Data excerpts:
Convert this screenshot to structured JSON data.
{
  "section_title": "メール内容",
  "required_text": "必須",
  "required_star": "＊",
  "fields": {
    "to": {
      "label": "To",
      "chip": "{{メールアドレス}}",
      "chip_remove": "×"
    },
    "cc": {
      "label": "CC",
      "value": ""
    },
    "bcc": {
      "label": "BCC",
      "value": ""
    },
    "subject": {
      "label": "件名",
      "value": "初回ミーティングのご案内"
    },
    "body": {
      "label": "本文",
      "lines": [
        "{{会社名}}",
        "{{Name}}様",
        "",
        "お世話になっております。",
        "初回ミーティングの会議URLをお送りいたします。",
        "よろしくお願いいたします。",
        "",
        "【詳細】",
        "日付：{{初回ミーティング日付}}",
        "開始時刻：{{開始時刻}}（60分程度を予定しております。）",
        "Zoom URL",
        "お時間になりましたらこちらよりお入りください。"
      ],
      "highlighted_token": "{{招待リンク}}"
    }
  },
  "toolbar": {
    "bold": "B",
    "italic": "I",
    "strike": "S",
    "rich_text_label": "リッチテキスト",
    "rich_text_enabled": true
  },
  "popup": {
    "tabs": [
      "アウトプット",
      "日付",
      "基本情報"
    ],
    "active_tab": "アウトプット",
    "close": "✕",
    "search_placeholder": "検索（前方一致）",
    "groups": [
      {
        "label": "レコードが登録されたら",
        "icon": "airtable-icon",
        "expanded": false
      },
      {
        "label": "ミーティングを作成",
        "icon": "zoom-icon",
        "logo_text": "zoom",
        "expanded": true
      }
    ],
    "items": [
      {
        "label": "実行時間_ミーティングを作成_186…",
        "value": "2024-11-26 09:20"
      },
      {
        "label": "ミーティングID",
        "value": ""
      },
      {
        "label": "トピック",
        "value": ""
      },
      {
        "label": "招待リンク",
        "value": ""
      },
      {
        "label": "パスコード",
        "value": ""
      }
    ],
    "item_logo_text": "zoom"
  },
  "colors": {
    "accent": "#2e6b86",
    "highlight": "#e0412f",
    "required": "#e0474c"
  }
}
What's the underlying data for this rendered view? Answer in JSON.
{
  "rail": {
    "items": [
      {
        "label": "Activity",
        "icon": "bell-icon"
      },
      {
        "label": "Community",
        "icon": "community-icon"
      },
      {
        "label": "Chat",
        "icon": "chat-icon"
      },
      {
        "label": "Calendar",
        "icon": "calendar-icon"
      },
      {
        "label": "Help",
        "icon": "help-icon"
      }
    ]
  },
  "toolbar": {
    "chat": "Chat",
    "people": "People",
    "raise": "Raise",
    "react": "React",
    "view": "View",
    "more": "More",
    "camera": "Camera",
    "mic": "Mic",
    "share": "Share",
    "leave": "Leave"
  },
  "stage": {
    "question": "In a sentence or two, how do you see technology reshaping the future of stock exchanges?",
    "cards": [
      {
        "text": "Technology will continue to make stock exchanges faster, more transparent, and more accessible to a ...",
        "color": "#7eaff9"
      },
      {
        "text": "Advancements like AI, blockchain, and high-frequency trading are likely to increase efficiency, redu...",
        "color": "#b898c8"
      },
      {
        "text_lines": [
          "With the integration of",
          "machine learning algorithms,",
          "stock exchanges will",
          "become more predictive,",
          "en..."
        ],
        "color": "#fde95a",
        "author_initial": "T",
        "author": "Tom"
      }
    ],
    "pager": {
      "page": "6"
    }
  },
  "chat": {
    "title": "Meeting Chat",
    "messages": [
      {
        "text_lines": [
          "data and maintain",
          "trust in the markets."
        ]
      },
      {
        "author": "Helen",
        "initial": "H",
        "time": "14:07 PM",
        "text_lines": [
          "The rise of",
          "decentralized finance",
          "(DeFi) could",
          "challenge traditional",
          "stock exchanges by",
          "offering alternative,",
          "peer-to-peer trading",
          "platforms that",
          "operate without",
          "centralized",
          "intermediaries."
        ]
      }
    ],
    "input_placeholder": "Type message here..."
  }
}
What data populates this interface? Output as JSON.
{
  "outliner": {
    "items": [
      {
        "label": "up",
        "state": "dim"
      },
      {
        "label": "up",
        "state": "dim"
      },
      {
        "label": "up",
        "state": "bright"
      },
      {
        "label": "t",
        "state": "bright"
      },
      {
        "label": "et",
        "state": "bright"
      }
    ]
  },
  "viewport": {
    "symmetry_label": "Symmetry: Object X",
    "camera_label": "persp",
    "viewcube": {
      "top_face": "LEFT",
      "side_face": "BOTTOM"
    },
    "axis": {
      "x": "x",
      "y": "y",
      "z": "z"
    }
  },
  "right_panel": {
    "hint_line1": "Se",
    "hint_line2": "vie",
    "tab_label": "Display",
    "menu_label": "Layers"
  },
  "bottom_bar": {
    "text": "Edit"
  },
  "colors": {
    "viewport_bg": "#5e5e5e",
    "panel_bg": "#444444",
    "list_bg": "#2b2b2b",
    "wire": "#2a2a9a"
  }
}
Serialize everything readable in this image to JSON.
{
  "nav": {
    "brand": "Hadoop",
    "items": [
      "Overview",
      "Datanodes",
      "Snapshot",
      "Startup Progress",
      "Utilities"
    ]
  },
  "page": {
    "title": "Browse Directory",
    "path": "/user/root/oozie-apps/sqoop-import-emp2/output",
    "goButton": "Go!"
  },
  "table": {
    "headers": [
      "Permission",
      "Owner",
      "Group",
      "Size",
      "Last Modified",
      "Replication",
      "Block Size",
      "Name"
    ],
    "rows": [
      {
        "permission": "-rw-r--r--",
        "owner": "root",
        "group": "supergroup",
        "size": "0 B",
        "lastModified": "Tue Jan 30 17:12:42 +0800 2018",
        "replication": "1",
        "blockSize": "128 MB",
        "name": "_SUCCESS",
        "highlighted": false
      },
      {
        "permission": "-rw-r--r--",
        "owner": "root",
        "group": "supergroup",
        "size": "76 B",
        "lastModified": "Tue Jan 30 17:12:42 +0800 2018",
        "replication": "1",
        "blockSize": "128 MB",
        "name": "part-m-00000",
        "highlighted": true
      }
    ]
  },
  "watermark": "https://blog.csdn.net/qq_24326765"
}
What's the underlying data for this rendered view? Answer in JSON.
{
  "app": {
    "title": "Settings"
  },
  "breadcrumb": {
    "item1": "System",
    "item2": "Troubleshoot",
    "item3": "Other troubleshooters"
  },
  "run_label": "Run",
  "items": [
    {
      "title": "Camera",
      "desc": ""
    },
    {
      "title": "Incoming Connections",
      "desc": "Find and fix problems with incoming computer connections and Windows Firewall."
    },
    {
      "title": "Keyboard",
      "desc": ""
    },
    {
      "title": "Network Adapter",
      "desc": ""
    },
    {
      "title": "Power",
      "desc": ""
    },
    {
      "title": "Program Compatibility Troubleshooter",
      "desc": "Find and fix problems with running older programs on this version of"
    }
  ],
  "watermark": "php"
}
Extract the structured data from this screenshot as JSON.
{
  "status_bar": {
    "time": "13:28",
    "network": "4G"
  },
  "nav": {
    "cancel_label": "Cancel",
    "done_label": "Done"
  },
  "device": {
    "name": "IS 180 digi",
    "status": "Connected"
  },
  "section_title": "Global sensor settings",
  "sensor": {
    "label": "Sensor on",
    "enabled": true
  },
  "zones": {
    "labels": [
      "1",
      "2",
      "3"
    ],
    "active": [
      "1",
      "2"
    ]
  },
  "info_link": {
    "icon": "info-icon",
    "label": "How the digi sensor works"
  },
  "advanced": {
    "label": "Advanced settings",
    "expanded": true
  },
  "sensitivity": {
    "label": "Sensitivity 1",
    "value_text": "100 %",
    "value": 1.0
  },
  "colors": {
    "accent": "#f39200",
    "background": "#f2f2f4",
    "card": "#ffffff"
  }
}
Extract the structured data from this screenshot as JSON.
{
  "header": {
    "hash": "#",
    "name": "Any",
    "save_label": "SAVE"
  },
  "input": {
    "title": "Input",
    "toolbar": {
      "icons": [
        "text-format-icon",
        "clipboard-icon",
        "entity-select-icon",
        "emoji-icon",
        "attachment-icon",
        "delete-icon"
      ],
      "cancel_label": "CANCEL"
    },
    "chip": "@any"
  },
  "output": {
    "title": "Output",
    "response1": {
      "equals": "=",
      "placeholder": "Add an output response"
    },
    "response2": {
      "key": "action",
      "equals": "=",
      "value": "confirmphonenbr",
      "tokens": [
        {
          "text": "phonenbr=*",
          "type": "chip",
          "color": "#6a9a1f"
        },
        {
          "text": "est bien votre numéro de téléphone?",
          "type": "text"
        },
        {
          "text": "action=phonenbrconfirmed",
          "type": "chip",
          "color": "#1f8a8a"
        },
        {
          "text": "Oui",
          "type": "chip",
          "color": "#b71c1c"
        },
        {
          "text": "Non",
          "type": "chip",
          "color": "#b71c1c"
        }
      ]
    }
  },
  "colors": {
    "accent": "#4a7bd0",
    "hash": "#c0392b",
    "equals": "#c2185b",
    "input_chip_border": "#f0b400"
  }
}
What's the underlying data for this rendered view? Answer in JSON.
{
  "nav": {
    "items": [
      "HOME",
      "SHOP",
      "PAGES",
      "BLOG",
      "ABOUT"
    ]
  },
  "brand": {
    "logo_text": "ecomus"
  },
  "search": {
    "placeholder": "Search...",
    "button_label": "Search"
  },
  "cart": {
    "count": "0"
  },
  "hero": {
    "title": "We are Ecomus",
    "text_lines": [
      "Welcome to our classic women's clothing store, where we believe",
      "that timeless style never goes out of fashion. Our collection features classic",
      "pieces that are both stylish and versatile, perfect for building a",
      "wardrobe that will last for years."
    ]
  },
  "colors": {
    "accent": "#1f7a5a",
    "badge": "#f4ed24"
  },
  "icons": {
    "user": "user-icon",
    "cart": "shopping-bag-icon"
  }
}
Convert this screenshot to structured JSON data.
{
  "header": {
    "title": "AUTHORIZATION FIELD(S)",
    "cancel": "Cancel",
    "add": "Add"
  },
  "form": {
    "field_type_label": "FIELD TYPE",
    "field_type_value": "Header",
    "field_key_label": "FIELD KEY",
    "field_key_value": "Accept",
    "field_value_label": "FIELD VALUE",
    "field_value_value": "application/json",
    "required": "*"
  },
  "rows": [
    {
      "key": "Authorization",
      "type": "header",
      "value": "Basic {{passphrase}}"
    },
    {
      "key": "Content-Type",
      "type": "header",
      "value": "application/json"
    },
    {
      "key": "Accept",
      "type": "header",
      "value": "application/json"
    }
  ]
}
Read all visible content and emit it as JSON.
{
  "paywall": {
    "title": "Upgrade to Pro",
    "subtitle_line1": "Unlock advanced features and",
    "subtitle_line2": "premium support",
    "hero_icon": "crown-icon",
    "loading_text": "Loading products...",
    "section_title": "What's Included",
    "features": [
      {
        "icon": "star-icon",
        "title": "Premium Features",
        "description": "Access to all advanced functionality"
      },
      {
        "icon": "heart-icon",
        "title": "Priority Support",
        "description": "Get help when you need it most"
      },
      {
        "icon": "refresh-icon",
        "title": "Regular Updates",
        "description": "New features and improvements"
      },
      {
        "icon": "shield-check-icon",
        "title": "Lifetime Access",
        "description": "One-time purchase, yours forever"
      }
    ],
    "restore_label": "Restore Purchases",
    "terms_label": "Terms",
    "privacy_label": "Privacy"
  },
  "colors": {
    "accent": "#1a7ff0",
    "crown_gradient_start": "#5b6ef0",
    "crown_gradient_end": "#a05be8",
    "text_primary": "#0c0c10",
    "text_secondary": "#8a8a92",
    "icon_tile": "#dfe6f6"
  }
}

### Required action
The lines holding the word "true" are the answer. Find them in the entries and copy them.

### Task result
    "rich_text_enabled": true
        "expanded": true
        "highlighted": true
    "enabled": true
    "expanded": true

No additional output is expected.